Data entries
________________
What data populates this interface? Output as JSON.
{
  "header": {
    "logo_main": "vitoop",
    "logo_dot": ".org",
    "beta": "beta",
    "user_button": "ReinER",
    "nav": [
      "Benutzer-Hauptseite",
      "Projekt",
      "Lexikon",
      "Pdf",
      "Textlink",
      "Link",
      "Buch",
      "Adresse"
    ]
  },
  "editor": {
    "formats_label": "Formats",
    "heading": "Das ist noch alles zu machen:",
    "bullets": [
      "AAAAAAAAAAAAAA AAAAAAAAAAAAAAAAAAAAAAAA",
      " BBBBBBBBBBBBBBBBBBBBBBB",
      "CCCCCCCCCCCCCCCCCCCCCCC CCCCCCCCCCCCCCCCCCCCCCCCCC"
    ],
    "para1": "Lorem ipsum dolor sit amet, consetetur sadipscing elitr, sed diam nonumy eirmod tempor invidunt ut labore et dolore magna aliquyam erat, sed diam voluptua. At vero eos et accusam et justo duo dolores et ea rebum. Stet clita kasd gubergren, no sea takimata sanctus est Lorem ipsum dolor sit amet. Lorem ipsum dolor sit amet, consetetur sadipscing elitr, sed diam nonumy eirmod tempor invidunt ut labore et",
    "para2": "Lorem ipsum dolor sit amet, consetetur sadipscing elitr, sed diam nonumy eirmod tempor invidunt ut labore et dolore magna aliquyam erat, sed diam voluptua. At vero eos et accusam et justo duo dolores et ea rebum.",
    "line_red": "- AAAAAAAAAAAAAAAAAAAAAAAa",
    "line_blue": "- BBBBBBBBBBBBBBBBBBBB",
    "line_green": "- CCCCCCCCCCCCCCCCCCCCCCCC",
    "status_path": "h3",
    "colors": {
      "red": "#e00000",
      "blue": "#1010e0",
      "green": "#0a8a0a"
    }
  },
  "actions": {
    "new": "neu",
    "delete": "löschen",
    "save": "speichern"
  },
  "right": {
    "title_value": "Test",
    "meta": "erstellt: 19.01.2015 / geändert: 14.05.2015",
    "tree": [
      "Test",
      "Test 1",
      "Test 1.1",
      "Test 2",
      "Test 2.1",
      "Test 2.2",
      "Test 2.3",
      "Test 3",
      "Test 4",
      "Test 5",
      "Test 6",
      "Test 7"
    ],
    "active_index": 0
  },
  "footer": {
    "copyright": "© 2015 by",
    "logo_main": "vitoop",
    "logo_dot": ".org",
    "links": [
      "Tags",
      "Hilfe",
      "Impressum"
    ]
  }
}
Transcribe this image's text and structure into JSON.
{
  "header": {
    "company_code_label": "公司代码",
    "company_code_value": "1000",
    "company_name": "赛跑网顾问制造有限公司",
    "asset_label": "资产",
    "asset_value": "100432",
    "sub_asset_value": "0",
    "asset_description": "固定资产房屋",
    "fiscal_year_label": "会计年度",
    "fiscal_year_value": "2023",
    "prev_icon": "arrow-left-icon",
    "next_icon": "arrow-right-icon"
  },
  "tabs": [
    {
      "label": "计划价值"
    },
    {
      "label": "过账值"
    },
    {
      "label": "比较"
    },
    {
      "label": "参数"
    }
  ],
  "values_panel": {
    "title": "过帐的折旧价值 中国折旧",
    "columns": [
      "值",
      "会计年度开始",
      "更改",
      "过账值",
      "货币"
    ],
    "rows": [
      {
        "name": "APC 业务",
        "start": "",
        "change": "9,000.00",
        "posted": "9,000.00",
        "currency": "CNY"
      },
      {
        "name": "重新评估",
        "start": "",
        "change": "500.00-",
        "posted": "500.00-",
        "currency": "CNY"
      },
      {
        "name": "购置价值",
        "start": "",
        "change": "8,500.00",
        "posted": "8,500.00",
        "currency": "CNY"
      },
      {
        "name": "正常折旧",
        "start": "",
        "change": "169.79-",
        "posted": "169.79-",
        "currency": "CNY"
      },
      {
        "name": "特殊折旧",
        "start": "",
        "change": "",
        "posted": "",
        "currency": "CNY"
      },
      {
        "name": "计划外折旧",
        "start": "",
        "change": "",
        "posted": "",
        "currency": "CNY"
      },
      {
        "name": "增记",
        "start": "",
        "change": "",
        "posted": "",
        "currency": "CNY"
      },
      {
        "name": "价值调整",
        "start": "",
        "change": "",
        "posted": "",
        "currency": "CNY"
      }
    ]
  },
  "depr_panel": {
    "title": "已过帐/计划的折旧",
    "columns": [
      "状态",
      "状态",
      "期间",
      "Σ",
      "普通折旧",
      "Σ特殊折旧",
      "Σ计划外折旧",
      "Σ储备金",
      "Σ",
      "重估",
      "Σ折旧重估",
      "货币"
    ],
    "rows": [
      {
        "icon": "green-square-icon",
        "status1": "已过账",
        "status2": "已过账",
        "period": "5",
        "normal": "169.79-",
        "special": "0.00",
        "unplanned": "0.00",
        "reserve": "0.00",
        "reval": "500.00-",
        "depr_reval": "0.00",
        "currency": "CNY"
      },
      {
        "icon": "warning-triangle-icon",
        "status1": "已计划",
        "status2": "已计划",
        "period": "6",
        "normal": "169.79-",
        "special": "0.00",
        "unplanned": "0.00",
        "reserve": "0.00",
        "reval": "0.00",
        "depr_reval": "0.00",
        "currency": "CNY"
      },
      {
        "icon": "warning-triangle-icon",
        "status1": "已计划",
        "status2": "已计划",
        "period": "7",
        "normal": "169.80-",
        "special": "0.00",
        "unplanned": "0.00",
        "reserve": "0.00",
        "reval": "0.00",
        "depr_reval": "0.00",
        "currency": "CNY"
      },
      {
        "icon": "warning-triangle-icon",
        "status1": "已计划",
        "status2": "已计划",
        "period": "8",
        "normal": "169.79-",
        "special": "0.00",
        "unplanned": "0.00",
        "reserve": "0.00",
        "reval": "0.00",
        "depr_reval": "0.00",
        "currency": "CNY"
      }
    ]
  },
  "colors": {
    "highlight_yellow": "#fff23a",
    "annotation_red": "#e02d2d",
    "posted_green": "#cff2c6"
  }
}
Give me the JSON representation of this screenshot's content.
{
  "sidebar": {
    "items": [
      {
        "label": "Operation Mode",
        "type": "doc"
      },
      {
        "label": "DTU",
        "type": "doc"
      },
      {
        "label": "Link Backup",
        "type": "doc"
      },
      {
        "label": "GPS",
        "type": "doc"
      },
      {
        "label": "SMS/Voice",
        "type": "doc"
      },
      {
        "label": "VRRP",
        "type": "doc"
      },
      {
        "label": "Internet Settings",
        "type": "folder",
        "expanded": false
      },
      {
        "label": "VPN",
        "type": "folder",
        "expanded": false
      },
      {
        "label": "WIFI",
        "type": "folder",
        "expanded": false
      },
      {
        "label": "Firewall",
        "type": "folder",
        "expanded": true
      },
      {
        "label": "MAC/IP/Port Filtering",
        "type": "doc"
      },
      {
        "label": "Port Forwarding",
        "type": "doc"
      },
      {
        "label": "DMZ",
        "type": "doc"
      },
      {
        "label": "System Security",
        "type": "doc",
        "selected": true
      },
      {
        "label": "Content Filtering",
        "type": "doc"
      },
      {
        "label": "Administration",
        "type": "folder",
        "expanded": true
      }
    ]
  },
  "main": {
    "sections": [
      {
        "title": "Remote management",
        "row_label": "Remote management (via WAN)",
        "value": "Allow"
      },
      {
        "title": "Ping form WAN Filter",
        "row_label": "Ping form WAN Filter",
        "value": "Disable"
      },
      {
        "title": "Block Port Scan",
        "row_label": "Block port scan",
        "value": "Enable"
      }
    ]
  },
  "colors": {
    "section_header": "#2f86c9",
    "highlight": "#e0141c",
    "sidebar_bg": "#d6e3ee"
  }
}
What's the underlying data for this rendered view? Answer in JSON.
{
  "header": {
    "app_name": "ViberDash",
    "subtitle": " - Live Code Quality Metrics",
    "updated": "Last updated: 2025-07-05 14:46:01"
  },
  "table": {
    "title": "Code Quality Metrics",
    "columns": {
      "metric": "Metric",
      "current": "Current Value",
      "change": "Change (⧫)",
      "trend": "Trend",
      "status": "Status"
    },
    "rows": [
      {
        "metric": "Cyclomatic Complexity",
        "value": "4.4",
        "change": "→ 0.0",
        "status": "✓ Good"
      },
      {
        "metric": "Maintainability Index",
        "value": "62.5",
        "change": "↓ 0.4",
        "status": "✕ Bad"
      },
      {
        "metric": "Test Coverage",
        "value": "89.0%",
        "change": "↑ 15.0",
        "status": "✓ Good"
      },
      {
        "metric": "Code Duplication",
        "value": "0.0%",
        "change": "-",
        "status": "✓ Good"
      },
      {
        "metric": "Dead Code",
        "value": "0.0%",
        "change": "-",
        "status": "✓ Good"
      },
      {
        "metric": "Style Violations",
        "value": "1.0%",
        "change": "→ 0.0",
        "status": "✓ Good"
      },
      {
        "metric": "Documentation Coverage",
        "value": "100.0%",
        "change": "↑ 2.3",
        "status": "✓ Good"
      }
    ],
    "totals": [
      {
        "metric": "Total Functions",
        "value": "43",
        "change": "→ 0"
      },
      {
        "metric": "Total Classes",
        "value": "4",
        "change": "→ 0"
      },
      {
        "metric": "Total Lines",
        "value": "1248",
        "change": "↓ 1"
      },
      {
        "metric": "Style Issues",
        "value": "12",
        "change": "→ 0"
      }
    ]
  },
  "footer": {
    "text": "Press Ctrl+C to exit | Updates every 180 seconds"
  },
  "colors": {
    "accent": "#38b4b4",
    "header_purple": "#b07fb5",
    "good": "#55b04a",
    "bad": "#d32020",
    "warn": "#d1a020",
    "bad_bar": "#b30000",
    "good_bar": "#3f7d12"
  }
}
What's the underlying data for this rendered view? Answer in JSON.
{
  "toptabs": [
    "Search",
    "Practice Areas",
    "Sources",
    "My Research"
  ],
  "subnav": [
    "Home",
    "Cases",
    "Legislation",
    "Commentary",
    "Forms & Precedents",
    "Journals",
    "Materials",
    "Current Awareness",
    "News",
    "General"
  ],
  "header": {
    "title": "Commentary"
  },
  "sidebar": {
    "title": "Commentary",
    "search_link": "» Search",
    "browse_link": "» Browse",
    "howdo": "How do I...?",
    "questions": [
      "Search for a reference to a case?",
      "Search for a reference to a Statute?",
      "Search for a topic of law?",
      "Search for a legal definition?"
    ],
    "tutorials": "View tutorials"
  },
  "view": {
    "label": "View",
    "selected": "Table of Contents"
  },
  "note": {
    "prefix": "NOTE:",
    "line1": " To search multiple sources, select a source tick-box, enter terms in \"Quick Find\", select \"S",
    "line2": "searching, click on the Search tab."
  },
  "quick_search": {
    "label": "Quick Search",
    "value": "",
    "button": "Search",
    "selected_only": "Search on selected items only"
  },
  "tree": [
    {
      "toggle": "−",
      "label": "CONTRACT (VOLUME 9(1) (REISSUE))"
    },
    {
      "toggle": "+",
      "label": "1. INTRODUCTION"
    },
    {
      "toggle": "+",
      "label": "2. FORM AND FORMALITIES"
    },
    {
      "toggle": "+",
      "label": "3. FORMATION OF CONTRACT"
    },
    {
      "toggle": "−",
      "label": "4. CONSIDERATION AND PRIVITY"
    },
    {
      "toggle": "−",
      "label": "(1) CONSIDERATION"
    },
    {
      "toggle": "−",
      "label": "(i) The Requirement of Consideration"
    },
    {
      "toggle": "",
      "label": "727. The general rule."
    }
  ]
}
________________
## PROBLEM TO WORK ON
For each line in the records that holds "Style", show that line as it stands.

## TASK RESULT
        "metric": "Style Violations",
        "metric": "Style Issues",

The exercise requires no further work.